▶ _TASK OBJECTIVE_: Set each record down exactly, excluding all images.

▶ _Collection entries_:
※ ※ ※

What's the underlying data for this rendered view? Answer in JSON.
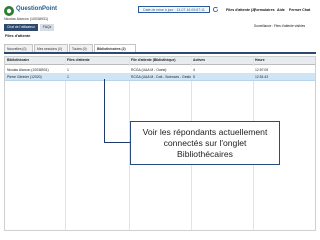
{
  "header": {
    "logo_text": "QuestionPoint",
    "refresh_label": "Date de mise à jour : 13-07-16 09:57:11",
    "nav_waiting": "Files d'attente (2)",
    "nav_forms": "Formulaires",
    "nav_help": "Aide",
    "nav_close": "Fermer Chat",
    "nav_sub": "Surveillance : Files d'attente visibles",
    "user": "Nicolas Alarcon (10038931)"
  },
  "mode_tabs": [
    {
      "label": "Chat de l'utilisateur"
    },
    {
      "label": "FAQs"
    }
  ],
  "panel": {
    "title": "Files d'attente",
    "subtabs": [
      {
        "label": "Nouvelles (0)"
      },
      {
        "label": "Mes sessions (0)"
      },
      {
        "label": "Toutes (0)"
      },
      {
        "label": "Bibliothécaires (2)"
      }
    ]
  },
  "table": {
    "columns": [
      "Bibliothécaire",
      "Files d'attente",
      "File d'attente (Bibliothèque)",
      "Actives",
      "Heure"
    ],
    "rows": [
      [
        "Nicolas Alarcon (10038931)",
        "1",
        "RCGA (U&A M - Ouest)",
        "4",
        "12:57:05"
      ],
      [
        "Pierre Gérinier (12020)",
        "1",
        "RCGA (U&A M - Doit - Sciences - Gestion)",
        "5",
        "12:51:43"
      ]
    ]
  },
  "callout": {
    "text": "Voir les répondants actuellement connectés sur l'onglet Bibliothécaires"
  },
  "colors": {
    "accent": "#2d4a6e",
    "selected_row": "#cfe4f5",
    "callout_border": "#2a4b80"
  }
}
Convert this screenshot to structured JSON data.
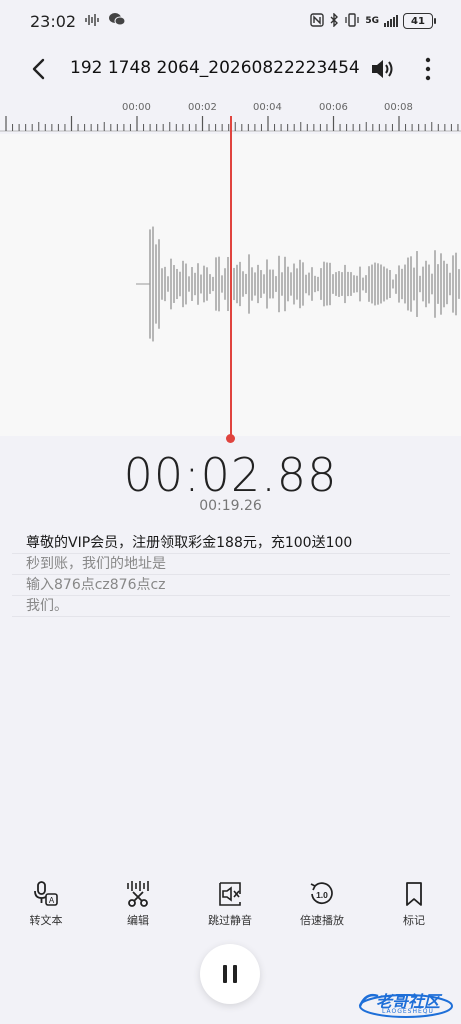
{
  "status_bar": {
    "time": "23:02",
    "network": "5G",
    "battery": "41"
  },
  "header": {
    "title": "192 1748 2064_20260822223454"
  },
  "ruler": {
    "labels": [
      "00:00",
      "00:02",
      "00:04",
      "00:06",
      "00:08"
    ]
  },
  "playback": {
    "current_time": "00:02.88",
    "total_time": "00:19.26"
  },
  "transcript": {
    "lines": [
      "尊敬的VIP会员，注册领取彩金188元，充100送100",
      "秒到账，我们的地址是",
      "输入876点cz876点cz",
      "我们。"
    ]
  },
  "toolbar": {
    "items": [
      {
        "label": "转文本",
        "icon": "speech-to-text-icon"
      },
      {
        "label": "编辑",
        "icon": "scissors-edit-icon"
      },
      {
        "label": "跳过静音",
        "icon": "skip-silence-icon"
      },
      {
        "label": "倍速播放",
        "icon": "playback-speed-icon"
      },
      {
        "label": "标记",
        "icon": "bookmark-icon"
      }
    ],
    "speed_value": "1.0"
  },
  "watermark": {
    "text": "老哥社区",
    "sub": "LAOGESHEQU"
  },
  "colors": {
    "playhead": "#e0443e",
    "background": "#f2f2f7",
    "watermark": "#1e6fd8"
  }
}
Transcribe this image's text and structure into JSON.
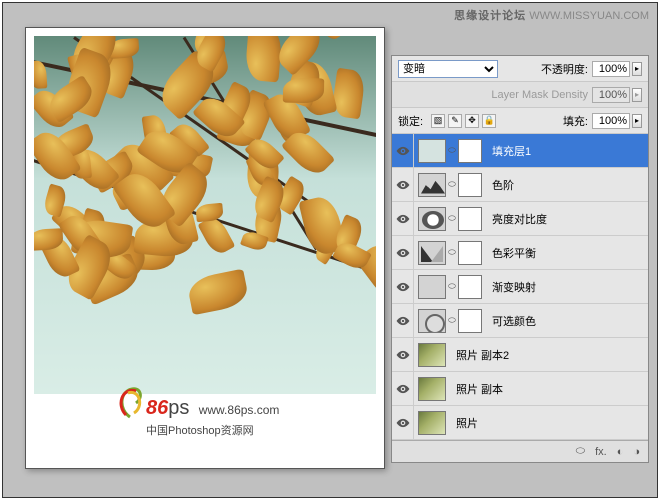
{
  "watermark": {
    "forum": "思缘设计论坛",
    "url": "WWW.MISSYUAN.COM"
  },
  "logo": {
    "brand_num": "86",
    "brand_ps": "ps",
    "url": "www.86ps.com",
    "tagline": "中国Photoshop资源网"
  },
  "panel": {
    "blend_mode": "变暗",
    "opacity_label": "不透明度:",
    "opacity_value": "100%",
    "mask_density_label": "Layer Mask Density",
    "mask_density_value": "100%",
    "lock_label": "锁定:",
    "fill_label": "填充:",
    "fill_value": "100%"
  },
  "layers": [
    {
      "name": "填充层1",
      "type": "solidfill",
      "selected": true
    },
    {
      "name": "色阶",
      "type": "levels"
    },
    {
      "name": "亮度对比度",
      "type": "bc"
    },
    {
      "name": "色彩平衡",
      "type": "cb"
    },
    {
      "name": "渐变映射",
      "type": "gm"
    },
    {
      "name": "可选颜色",
      "type": "sc"
    },
    {
      "name": "照片 副本2",
      "type": "photo"
    },
    {
      "name": "照片 副本",
      "type": "photo"
    },
    {
      "name": "照片",
      "type": "photo"
    }
  ],
  "footer": {
    "fx": "fx."
  }
}
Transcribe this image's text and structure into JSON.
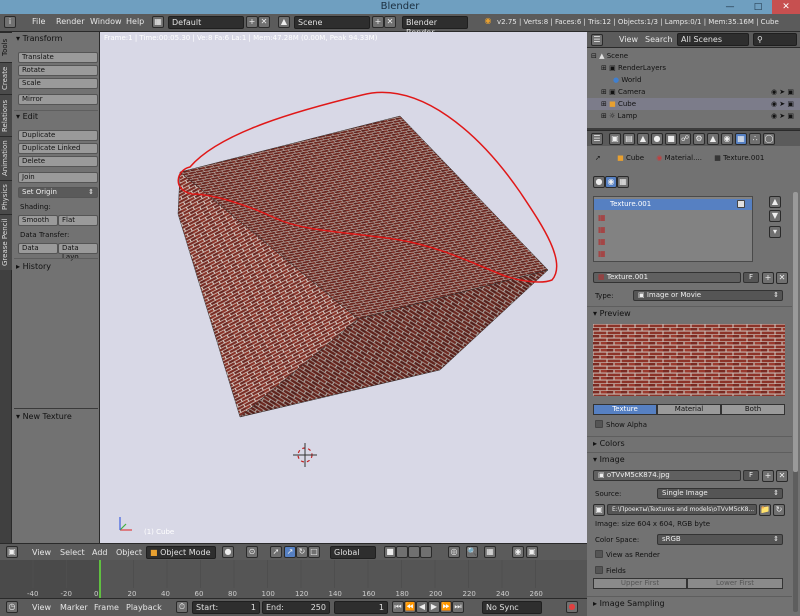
{
  "window": {
    "title": "Blender"
  },
  "topbar": {
    "menus": [
      "File",
      "Render",
      "Window",
      "Help"
    ],
    "layout": "Default",
    "scene": "Scene",
    "engine": "Blender Render",
    "stats": "v2.75 | Verts:8 | Faces:6 | Tris:12 | Objects:1/3 | Lamps:0/1 | Mem:35.16M | Cube"
  },
  "tool_tabs": [
    "Tools",
    "Create",
    "Relations",
    "Animation",
    "Physics",
    "Grease Pencil"
  ],
  "tool_shelf": {
    "transform_header": "Transform",
    "translate": "Translate",
    "rotate": "Rotate",
    "scale": "Scale",
    "mirror": "Mirror",
    "edit_header": "Edit",
    "duplicate": "Duplicate",
    "duplicate_linked": "Duplicate Linked",
    "delete": "Delete",
    "join": "Join",
    "set_origin": "Set Origin",
    "shading_label": "Shading:",
    "smooth": "Smooth",
    "flat": "Flat",
    "data_transfer_label": "Data Transfer:",
    "data": "Data",
    "data_layout": "Data Layo",
    "history_header": "History",
    "new_texture_header": "New Texture"
  },
  "viewport": {
    "info": "Frame:1 | Time:00:05.30 | Ve:8 Fa:6 La:1 | Mem:47.28M (0.00M, Peak 94.33M)",
    "object_label": "(1) Cube"
  },
  "viewport_header": {
    "menus": [
      "View",
      "Select",
      "Add",
      "Object"
    ],
    "mode": "Object Mode",
    "orientation": "Global"
  },
  "timeline": {
    "ticks": [
      "-40",
      "-20",
      "0",
      "20",
      "40",
      "60",
      "80",
      "100",
      "120",
      "140",
      "160",
      "180",
      "200",
      "220",
      "240",
      "260"
    ],
    "menus": [
      "View",
      "Marker",
      "Frame",
      "Playback"
    ],
    "start_label": "Start:",
    "start": "1",
    "end_label": "End:",
    "end": "250",
    "current": "1",
    "sync": "No Sync"
  },
  "outliner": {
    "menus": [
      "View",
      "Search"
    ],
    "filter": "All Scenes",
    "items": [
      {
        "label": "Scene"
      },
      {
        "label": "RenderLayers"
      },
      {
        "label": "World"
      },
      {
        "label": "Camera"
      },
      {
        "label": "Cube"
      },
      {
        "label": "Lamp"
      }
    ]
  },
  "properties": {
    "breadcrumb": [
      "Cube",
      "Material....",
      "Texture.001"
    ],
    "texture_slots": [
      "Texture.001"
    ],
    "texture_name": "Texture.001",
    "type_label": "Type:",
    "type_value": "Image or Movie",
    "preview_header": "Preview",
    "preview_tabs": [
      "Texture",
      "Material",
      "Both"
    ],
    "show_alpha": "Show Alpha",
    "colors_header": "Colors",
    "image_header": "Image",
    "image_name": "oTVvM5cK874.jpg",
    "source_label": "Source:",
    "source_value": "Single Image",
    "filepath": "E:\\Проекты\\Textures and models\\oTVvM5cK8...",
    "image_info": "Image: size 604 x 604, RGB byte",
    "color_space_label": "Color Space:",
    "color_space_value": "sRGB",
    "view_as_render": "View as Render",
    "fields": "Fields",
    "field_order": [
      "Upper First",
      "Lower First"
    ],
    "image_sampling_header": "Image Sampling",
    "f_label": "F"
  },
  "colors": {
    "titlebar": "#6f9fc0",
    "viewport_bg": "#d8d8e6",
    "selection": "#5680c2",
    "annotation": "#e01818",
    "brick": "#7a2c24"
  }
}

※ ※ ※

▶ _RESULT FOR THIS TASK_:
What's the underlying data for this rendered view? Answer in JSON.
{
  "header": {
    "logo_text": "QuestionPoint",
    "refresh_label": "Date de mise à jour : 13-07-16 09:57:11",
    "nav_waiting": "Files d'attente (2)",
    "nav_forms": "Formulaires",
    "nav_help": "Aide",
    "nav_close": "Fermer Chat",
    "nav_sub": "Surveillance : Files d'attente visibles",
    "user": "Nicolas Alarcon (10038931)"
  },
  "mode_tabs": [
    {
      "label": "Chat de l'utilisateur"
    },
    {
      "label": "FAQs"
    }
  ],
  "panel": {
    "title": "Files d'attente",
    "subtabs": [
      {
        "label": "Nouvelles (0)"
      },
      {
        "label": "Mes sessions (0)"
      },
      {
        "label": "Toutes (0)"
      },
      {
        "label": "Bibliothécaires (2)"
      }
    ]
  },
  "table": {
    "columns": [
      "Bibliothécaire",
      "Files d'attente",
      "File d'attente (Bibliothèque)",
      "Actives",
      "Heure"
    ],
    "rows": [
      [
        "Nicolas Alarcon (10038931)",
        "1",
        "RCGA (U&A M - Ouest)",
        "4",
        "12:57:05"
      ],
      [
        "Pierre Gérinier (12020)",
        "1",
        "RCGA (U&A M - Doit - Sciences - Gestion)",
        "5",
        "12:51:43"
      ]
    ]
  },
  "callout": {
    "text": "Voir les répondants actuellement connectés sur l'onglet Bibliothécaires"
  },
  "colors": {
    "accent": "#2d4a6e",
    "selected_row": "#cfe4f5",
    "callout_border": "#2a4b80"
  }
}
Convert this screenshot to structured JSON data.
{
  "status_bar": {
    "time": "23:02",
    "network": "5G",
    "battery": "41"
  },
  "header": {
    "title": "192 1748 2064_20260822223454"
  },
  "ruler": {
    "labels": [
      "00:00",
      "00:02",
      "00:04",
      "00:06",
      "00:08"
    ]
  },
  "playback": {
    "current_time": "00:02.88",
    "total_time": "00:19.26"
  },
  "transcript": {
    "lines": [
      "尊敬的VIP会员，注册领取彩金188元，充100送100",
      "秒到账，我们的地址是",
      "输入876点cz876点cz",
      "我们。"
    ]
  },
  "toolbar": {
    "items": [
      {
        "label": "转文本",
        "icon": "speech-to-text-icon"
      },
      {
        "label": "编辑",
        "icon": "scissors-edit-icon"
      },
      {
        "label": "跳过静音",
        "icon": "skip-silence-icon"
      },
      {
        "label": "倍速播放",
        "icon": "playback-speed-icon"
      },
      {
        "label": "标记",
        "icon": "bookmark-icon"
      }
    ],
    "speed_value": "1.0"
  },
  "watermark": {
    "text": "老哥社区",
    "sub": "LAOGESHEQU"
  },
  "colors": {
    "playhead": "#e0443e",
    "background": "#f2f2f7",
    "watermark": "#1e6fd8"
  }
}
Transcribe this image's text and structure into JSON.
{
  "watermark": {
    "forum": "思缘设计论坛",
    "url": "WWW.MISSYUAN.COM"
  },
  "logo": {
    "brand_num": "86",
    "brand_ps": "ps",
    "url": "www.86ps.com",
    "tagline": "中国Photoshop资源网"
  },
  "panel": {
    "blend_mode": "变暗",
    "opacity_label": "不透明度:",
    "opacity_value": "100%",
    "mask_density_label": "Layer Mask Density",
    "mask_density_value": "100%",
    "lock_label": "锁定:",
    "fill_label": "填充:",
    "fill_value": "100%"
  },
  "layers": [
    {
      "name": "填充层1",
      "type": "solidfill",
      "selected": true
    },
    {
      "name": "色阶",
      "type": "levels"
    },
    {
      "name": "亮度对比度",
      "type": "bc"
    },
    {
      "name": "色彩平衡",
      "type": "cb"
    },
    {
      "name": "渐变映射",
      "type": "gm"
    },
    {
      "name": "可选颜色",
      "type": "sc"
    },
    {
      "name": "照片 副本2",
      "type": "photo"
    },
    {
      "name": "照片 副本",
      "type": "photo"
    },
    {
      "name": "照片",
      "type": "photo"
    }
  ],
  "footer": {
    "fx": "fx."
  }
}
Transcribe this image's text and structure into JSON.
{
  "window": {
    "title": "Blender"
  },
  "topbar": {
    "menus": [
      "File",
      "Render",
      "Window",
      "Help"
    ],
    "layout": "Default",
    "scene": "Scene",
    "engine": "Blender Render",
    "stats": "v2.75 | Verts:8 | Faces:6 | Tris:12 | Objects:1/3 | Lamps:0/1 | Mem:35.16M | Cube"
  },
  "tool_tabs": [
    "Tools",
    "Create",
    "Relations",
    "Animation",
    "Physics",
    "Grease Pencil"
  ],
  "tool_shelf": {
    "transform_header": "Transform",
    "translate": "Translate",
    "rotate": "Rotate",
    "scale": "Scale",
    "mirror": "Mirror",
    "edit_header": "Edit",
    "duplicate": "Duplicate",
    "duplicate_linked": "Duplicate Linked",
    "delete": "Delete",
    "join": "Join",
    "set_origin": "Set Origin",
    "shading_label": "Shading:",
    "smooth": "Smooth",
    "flat": "Flat",
    "data_transfer_label": "Data Transfer:",
    "data": "Data",
    "data_layout": "Data Layo",
    "history_header": "History",
    "new_texture_header": "New Texture"
  },
  "viewport": {
    "info": "Frame:1 | Time:00:05.30 | Ve:8 Fa:6 La:1 | Mem:47.28M (0.00M, Peak 94.33M)",
    "object_label": "(1) Cube"
  },
  "viewport_header": {
    "menus": [
      "View",
      "Select",
      "Add",
      "Object"
    ],
    "mode": "Object Mode",
    "orientation": "Global"
  },
  "timeline": {
    "ticks": [
      "-40",
      "-20",
      "0",
      "20",
      "40",
      "60",
      "80",
      "100",
      "120",
      "140",
      "160",
      "180",
      "200",
      "220",
      "240",
      "260"
    ],
    "menus": [
      "View",
      "Marker",
      "Frame",
      "Playback"
    ],
    "start_label": "Start:",
    "start": "1",
    "end_label": "End:",
    "end": "250",
    "current": "1",
    "sync": "No Sync"
  },
  "outliner": {
    "menus": [
      "View",
      "Search"
    ],
    "filter": "All Scenes",
    "items": [
      {
        "label": "Scene"
      },
      {
        "label": "RenderLayers"
      },
      {
        "label": "World"
      },
      {
        "label": "Camera"
      },
      {
        "label": "Cube"
      },
      {
        "label": "Lamp"
      }
    ]
  },
  "properties": {
    "breadcrumb": [
      "Cube",
      "Material....",
      "Texture.001"
    ],
    "texture_slots": [
      "Texture.001"
    ],
    "texture_name": "Texture.001",
    "type_label": "Type:",
    "type_value": "Image or Movie",
    "preview_header": "Preview",
    "preview_tabs": [
      "Texture",
      "Material",
      "Both"
    ],
    "show_alpha": "Show Alpha",
    "colors_header": "Colors",
    "image_header": "Image",
    "image_name": "oTVvM5cK874.jpg",
    "source_label": "Source:",
    "source_value": "Single Image",
    "filepath": "E:\\Проекты\\Textures and models\\oTVvM5cK8...",
    "image_info": "Image: size 604 x 604, RGB byte",
    "color_space_label": "Color Space:",
    "color_space_value": "sRGB",
    "view_as_render": "View as Render",
    "fields": "Fields",
    "field_order": [
      "Upper First",
      "Lower First"
    ],
    "image_sampling_header": "Image Sampling",
    "f_label": "F"
  },
  "colors": {
    "titlebar": "#6f9fc0",
    "viewport_bg": "#d8d8e6",
    "selection": "#5680c2",
    "annotation": "#e01818",
    "brick": "#7a2c24"
  }
}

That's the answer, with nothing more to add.